So what am I trying to do? Well I'm trying to fool the propeller tips into thinking they are going slow and thereby not forming any shock
waves! This way I can use my existing low speed data, as there is no "shock stall", or "force break", or whatever you want to call the shock wave problem. It turns out that this is just what "sweep back" does do. There are various ways of looking at this, but here is one, not unlike the one given by Hoerner.

When the air approaches a swept-back wing, it can be considered to have 2 components. One component points down along the wing, while the other points across the wing, at right angles to the leading edge. Both of these components have lower speeds than the incident air. The component down the wing does nothing, as it is not following the shape of the airfoil. The other, going across the wing, sees the airfoil, and produces lift according to its lower velocity. This means the Mach number is effectively reduced by cosine(b) where b is the angle of sweep.

If this is true, then one can choose the highest Mach number one wishes, say 0.8, and increase "b", the angle of sweep, until the cross component of flow has M < 0.8!! What a piece of cake, this is a Supercool must do!!

Well, it took longer than I expected, because the prop sweep has to curve back on a circular path, while with a wing you just bend the whole lot back. More code, more bugs, but the end result is rather cool



Click to enlarge

Testing has begun, and so far the props have not shed any blades or twisted themselves into knots. Neither have they gone fast, but 280kph at 29000 RPM is as good a start as any. Watch this space!!

One final thing. Recall we set out to get profile efficiency? Well with the shock waves gone, we can use the graph in "Propeller Dynamics" to make a good guess of the profile efficiency. For F3D, the blade angle is something like 27 degrees at 80% radius, which is a representative point to choose. To be pessimistic (which is to be wise also!) lets take the airfoil L/D to be 20. Then the profile efficiency, read from the figure, is about 0.87. That will have to do. So the highest efficiency the prop can have (since we are ignoring the induced efficiency component) is 87 percent. Things can only get worse from here, so watch for my next article!

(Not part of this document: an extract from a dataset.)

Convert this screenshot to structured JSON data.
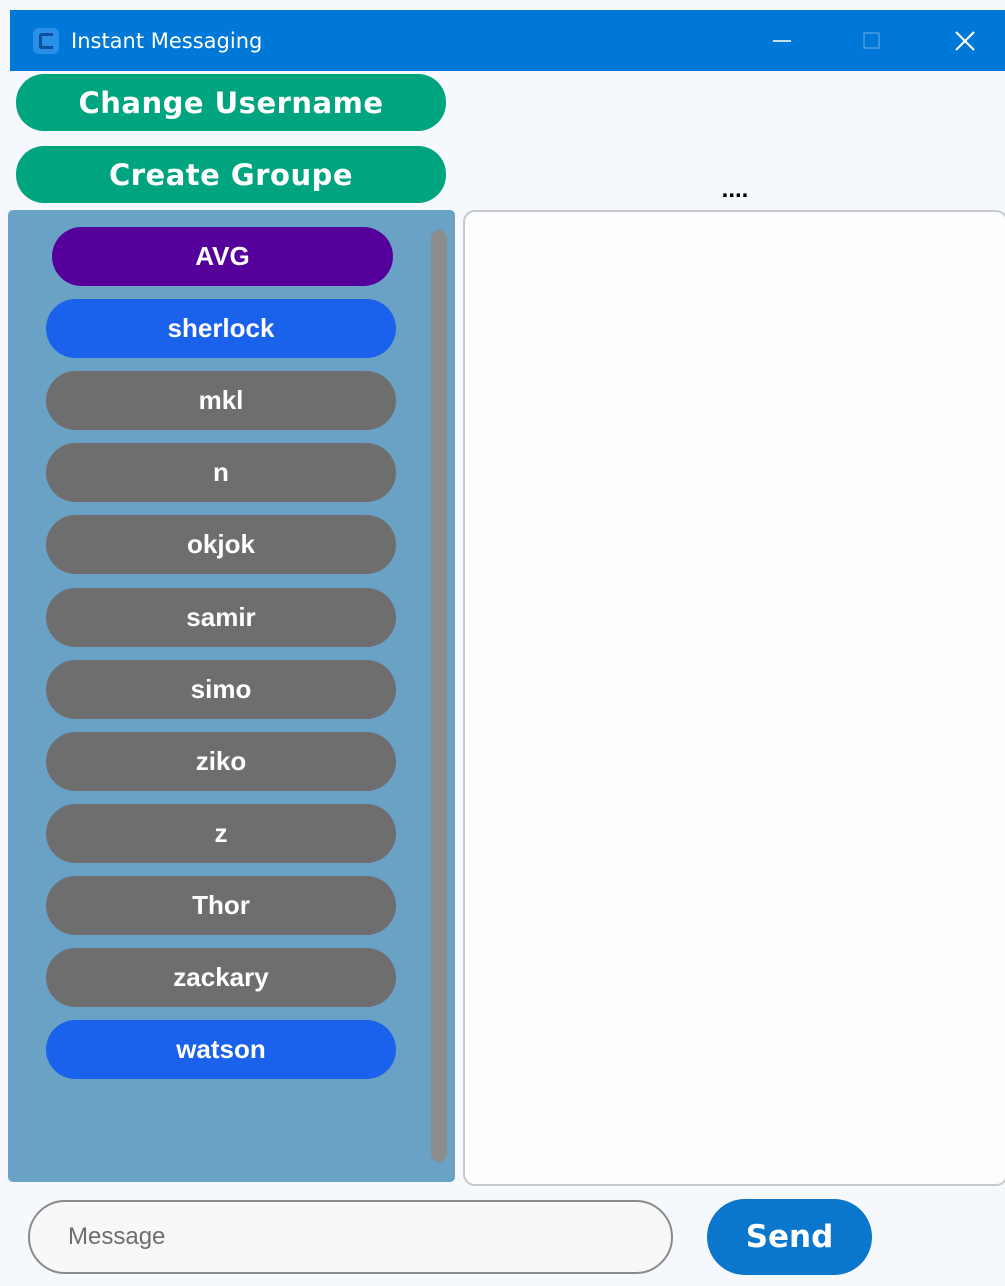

 The theory of sweep-back in wings is given in the following link. My thanks to Thomas Eroksson for this information.

 Back to Top